*** Data to examine ***
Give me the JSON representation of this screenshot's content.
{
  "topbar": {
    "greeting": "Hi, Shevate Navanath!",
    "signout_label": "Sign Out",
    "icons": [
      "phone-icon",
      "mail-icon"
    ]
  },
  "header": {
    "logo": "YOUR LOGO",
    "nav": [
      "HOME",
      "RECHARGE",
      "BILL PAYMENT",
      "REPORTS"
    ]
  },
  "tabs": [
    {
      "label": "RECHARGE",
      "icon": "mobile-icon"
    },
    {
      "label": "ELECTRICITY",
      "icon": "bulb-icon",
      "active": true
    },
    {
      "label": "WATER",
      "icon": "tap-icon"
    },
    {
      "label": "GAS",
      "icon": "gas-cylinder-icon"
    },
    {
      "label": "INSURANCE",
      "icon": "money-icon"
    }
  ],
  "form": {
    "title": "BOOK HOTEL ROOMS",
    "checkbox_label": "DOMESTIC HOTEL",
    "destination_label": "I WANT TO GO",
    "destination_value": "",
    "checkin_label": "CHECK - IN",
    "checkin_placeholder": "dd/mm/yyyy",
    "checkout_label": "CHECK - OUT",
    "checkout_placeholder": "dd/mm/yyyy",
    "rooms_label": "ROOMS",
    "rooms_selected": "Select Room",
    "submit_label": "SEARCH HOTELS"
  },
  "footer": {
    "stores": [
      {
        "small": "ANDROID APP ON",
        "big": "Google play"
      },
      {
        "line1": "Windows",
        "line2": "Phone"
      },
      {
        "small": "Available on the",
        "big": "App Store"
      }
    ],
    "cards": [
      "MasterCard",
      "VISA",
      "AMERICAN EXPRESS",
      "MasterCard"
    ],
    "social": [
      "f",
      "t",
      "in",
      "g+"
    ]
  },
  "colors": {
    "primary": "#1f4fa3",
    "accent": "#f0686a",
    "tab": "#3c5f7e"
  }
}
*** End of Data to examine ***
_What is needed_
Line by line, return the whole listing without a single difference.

_Solved problem_
Give me the JSON representation of this screenshot's content.
{
  "topbar": {
    "greeting": "Hi, Shevate Navanath!",
    "signout_label": "Sign Out",
    "icons": [
      "phone-icon",
      "mail-icon"
    ]
  },
  "header": {
    "logo": "YOUR LOGO",
    "nav": [
      "HOME",
      "RECHARGE",
      "BILL PAYMENT",
      "REPORTS"
    ]
  },
  "tabs": [
    {
      "label": "RECHARGE",
      "icon": "mobile-icon"
    },
    {
      "label": "ELECTRICITY",
      "icon": "bulb-icon",
      "active": true
    },
    {
      "label": "WATER",
      "icon": "tap-icon"
    },
    {
      "label": "GAS",
      "icon": "gas-cylinder-icon"
    },
    {
      "label": "INSURANCE",
      "icon": "money-icon"
    }
  ],
  "form": {
    "title": "BOOK HOTEL ROOMS",
    "checkbox_label": "DOMESTIC HOTEL",
    "destination_label": "I WANT TO GO",
    "destination_value": "",
    "checkin_label": "CHECK - IN",
    "checkin_placeholder": "dd/mm/yyyy",
    "checkout_label": "CHECK - OUT",
    "checkout_placeholder": "dd/mm/yyyy",
    "rooms_label": "ROOMS",
    "rooms_selected": "Select Room",
    "submit_label": "SEARCH HOTELS"
  },
  "footer": {
    "stores": [
      {
        "small": "ANDROID APP ON",
        "big": "Google play"
      },
      {
        "line1": "Windows",
        "line2": "Phone"
      },
      {
        "small": "Available on the",
        "big": "App Store"
      }
    ],
    "cards": [
      "MasterCard",
      "VISA",
      "AMERICAN EXPRESS",
      "MasterCard"
    ],
    "social": [
      "f",
      "t",
      "in",
      "g+"
    ]
  },
  "colors": {
    "primary": "#1f4fa3",
    "accent": "#f0686a",
    "tab": "#3c5f7e"
  }
}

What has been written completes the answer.